---------- RECORDS TO USE ----------

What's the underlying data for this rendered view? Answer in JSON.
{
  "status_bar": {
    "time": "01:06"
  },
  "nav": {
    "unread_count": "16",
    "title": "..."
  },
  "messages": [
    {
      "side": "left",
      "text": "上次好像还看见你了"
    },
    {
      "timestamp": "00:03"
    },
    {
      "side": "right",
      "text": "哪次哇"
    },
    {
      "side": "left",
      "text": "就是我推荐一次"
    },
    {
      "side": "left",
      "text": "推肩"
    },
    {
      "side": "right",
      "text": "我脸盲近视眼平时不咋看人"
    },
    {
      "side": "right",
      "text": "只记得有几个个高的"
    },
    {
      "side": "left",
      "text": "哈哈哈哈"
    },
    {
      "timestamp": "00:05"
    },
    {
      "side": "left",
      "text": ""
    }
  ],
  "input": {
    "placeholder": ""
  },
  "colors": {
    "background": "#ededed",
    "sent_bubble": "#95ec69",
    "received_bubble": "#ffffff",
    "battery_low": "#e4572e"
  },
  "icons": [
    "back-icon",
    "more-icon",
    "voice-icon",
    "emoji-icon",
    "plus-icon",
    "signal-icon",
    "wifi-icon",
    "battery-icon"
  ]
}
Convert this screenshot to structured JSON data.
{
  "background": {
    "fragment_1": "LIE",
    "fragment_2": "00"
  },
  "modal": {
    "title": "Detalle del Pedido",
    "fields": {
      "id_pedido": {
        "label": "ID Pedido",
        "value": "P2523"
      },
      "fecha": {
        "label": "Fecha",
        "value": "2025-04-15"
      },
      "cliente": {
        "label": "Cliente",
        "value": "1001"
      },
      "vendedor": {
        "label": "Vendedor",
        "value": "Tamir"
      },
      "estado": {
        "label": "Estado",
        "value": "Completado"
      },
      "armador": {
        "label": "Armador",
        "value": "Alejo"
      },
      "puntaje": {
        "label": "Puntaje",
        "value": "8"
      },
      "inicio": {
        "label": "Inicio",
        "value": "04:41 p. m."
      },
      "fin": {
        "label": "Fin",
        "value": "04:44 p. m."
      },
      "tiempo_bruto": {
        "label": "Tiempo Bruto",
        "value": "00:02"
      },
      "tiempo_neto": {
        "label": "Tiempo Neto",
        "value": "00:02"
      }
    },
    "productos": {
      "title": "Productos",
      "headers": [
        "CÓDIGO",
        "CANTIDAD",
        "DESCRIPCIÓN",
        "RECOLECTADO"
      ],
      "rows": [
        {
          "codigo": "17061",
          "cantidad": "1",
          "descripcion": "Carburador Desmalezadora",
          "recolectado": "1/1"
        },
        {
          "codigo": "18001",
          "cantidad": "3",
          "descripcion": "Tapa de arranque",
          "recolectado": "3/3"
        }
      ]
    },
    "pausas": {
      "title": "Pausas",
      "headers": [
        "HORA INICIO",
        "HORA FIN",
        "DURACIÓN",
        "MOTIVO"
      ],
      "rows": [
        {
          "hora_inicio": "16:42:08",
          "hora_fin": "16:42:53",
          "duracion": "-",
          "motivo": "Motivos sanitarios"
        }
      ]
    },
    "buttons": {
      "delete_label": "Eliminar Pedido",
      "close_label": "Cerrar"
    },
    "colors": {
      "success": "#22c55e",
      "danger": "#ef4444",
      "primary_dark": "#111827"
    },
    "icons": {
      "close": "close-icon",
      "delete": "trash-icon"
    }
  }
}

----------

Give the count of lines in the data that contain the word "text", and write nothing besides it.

*RESULT OF THIS EXERCISE:*
8